    In addition to Joseph Smith’s account of Moroni’s appearance, this is a convenient source for some of the letters of Oliver Cowdery, originally published in the Messenger and Advocate, detailing the Prophet’s first visit to the Hill Cumorah.

  • Lucy Mack Smith, History of Joseph Smith, pp. 74–85, 94–101.

    Mother Smith’s narrative portrays Moroni as a tutor and disciplinarian who insisted that Joseph learn to be diligent in keeping God’s commandments before he could receive the plates.

  • Robert J. Woodford, “Book of Mormon Personalities Known by Joseph Smith,” Ensign, Aug. 1978, pp. 12–15.

    Especially between the years 1823–30, Joseph Smith was visited and instructed by various Book of Mormon personalities as well as other Old and New Testament prophets.

  • Kent P. Jackson, “Moroni’s Message to Joseph Smith,” Ensign, Aug. 1990, pp. 12–16.

    The author emphasizes that Moroni did not randomly cite verses but selected passages that systematically outlined the future of the Lord’s kingdom.

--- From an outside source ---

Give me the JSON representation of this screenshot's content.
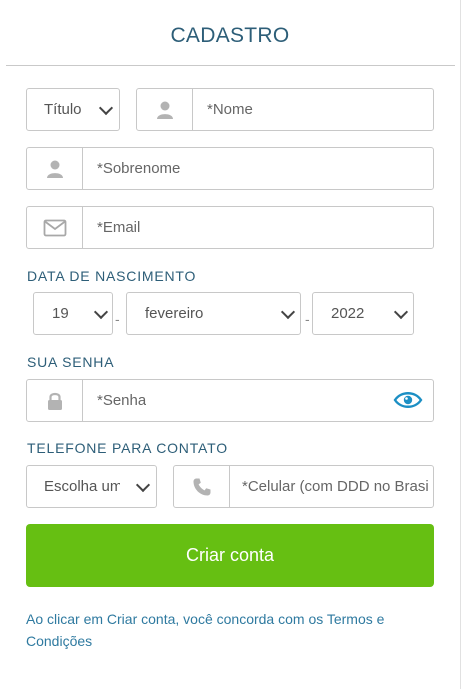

    Additional Sources

  • Larry C. Porter, “Alvin Smith, Reminder of the Fairness of God,” Ensign, Sept. 1978, pp. 65–67.

    A summary of historical and family-record accounts that attest to Alvin’s goodness and positive influence on the Prophet and his family.

  • Richard Lloyd Anderson, “The Alvin Smith Story: Fact and Fiction,” Ensign, Aug. 1987, pp. 58–72.

    Refutes the myths that Alvin found the Book of Mormon plates through magical practices and concludes that his major role in the Restoration was one of exerting a positive influence on his younger brother Joseph through his wholesomeness and moral excellence.

  • William G. Hartley, “The Knight Family: Ever Faithful to the Prophet,” Ensign, Jan. 1989, pp. 43–49.

    One of the great families of the Restoration, the Knights from Colesville became acquainted with Joseph Smith in 1826. They accepted the gospel and remained loyal and steadfast during times of crisis.

  • David F. Boone, “Prepared for the Restoration,” Ensign, Dec. 1984, pp. 17–21.

    Demonstrates that some individuals received spiritual promptings or manifestations concerning a restoration of truth prior to the actual Restoration.

  • Larry C. Porter, “The Joseph Knight Family,” Ensign, Oct. 1978, pp. 39–45.

    A summary of the many faithful exploits and acts of faith and devotion of the Knight family from 1826 until the present.

  • Stanley B. Kimball, “The Anthon Transcript: People, Primary Sources, and Problems,” Brigham Young University Studies, Spring 1970, pp. 325–52.

    The author gives biographical sketches of the main participants, identifies the elusive Dr. Mitchell, and gives three possible interpretations of Martin Harris’s statement regarding his visit with Dr. Anthon and Dr. Mitchell.

  • Milton V. Backman, Jr., Eyewitness Accounts of the Restoration (Salt Lake City: Deseret Book Co., 1986).

    Primarily a compilation of eyewitness accounts of events having to do with the publication of the Book of Mormon and the Restoration of the gospel.

  • H. Donl Peterson, Moroni: Ancient Prophet, Modern Messenger (Bountiful, Utah: Horizon Publishers, 1983).

    Reviews the mission of the prophet Moroni.

  • Gordon A. Madsen, “Joseph Smith’s 1826 Trial: The Legal Setting,” Brigham Young University Studies, Spring 1990, pp. 91–108.

    The author refutes the conclusions of earlier authors and suggests that Oliver Cowdery correctly described what happened when he wrote in 1835 that “some very officious person complained of him [Joseph] as a disorderly person, and brought him before the authorities of the country; but there being no cause of action he was honorably acquitted.”